• Assigned task:
Every line in the records below with the string "https" is to be copied out.

━━ Given data

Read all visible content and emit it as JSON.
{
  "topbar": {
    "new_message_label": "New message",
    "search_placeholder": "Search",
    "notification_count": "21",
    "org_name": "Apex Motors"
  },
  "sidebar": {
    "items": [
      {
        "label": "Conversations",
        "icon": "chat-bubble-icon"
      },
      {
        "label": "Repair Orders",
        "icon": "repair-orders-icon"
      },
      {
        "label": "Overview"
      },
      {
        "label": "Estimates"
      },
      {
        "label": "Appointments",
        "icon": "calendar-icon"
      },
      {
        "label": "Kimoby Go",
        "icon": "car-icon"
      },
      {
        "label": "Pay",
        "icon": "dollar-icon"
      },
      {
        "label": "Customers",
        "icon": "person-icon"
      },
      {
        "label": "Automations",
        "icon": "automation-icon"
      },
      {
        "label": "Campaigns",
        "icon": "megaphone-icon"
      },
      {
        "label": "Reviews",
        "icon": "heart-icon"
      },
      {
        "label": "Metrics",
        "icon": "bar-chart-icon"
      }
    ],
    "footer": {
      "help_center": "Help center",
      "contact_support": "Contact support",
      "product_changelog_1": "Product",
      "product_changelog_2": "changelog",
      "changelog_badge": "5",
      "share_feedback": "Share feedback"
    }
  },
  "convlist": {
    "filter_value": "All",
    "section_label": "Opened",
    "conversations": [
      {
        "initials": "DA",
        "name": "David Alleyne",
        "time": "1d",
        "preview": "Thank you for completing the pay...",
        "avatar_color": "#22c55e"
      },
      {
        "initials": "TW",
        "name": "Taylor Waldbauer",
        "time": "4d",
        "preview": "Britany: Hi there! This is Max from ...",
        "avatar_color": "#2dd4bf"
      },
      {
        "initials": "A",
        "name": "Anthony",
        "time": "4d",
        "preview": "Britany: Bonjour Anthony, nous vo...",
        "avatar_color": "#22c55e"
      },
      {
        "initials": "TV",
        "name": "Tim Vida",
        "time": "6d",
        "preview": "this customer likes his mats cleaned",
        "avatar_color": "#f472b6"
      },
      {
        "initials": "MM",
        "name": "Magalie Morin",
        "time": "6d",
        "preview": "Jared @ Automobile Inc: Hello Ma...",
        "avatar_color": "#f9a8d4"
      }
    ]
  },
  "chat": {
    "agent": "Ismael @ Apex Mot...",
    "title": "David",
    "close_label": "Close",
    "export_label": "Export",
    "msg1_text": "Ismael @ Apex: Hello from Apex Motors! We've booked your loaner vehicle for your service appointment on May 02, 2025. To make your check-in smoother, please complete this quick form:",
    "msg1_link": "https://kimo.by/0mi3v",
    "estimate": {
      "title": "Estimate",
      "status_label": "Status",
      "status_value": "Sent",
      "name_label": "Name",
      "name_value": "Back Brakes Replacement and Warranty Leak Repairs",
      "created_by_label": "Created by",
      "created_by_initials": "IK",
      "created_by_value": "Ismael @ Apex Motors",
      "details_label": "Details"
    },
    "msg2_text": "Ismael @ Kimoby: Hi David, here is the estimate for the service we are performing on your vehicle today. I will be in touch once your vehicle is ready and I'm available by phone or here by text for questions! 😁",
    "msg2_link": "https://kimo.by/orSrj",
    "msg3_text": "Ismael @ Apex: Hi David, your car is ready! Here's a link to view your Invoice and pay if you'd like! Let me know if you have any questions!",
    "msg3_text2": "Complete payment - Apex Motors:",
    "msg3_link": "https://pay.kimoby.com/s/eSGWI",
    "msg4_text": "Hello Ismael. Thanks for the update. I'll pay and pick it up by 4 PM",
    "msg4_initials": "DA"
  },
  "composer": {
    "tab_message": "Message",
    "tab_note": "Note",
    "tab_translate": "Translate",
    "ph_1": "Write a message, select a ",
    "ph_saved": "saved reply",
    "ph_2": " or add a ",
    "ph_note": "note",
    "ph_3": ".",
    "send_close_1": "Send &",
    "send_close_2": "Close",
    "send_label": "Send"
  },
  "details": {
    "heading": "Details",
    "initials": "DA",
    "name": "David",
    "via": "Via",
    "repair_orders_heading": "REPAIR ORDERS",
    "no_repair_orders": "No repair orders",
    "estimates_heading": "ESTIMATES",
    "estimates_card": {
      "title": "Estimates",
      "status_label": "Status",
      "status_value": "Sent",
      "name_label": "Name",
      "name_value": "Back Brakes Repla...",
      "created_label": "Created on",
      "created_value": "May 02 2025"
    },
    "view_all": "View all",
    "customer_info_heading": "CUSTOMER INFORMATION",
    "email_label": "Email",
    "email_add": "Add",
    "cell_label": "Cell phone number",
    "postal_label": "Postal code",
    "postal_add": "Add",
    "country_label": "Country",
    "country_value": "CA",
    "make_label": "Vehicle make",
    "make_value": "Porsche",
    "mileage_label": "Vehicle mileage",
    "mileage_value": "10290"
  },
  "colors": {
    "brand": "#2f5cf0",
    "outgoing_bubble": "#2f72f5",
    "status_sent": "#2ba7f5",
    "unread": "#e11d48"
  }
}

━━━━

• Result for this task:
    "msg1_link": "https://kimo.by/0mi3v",
    "msg2_link": "https://kimo.by/orSrj",
    "msg3_link": "https://pay.kimoby.com/s/eSGWI",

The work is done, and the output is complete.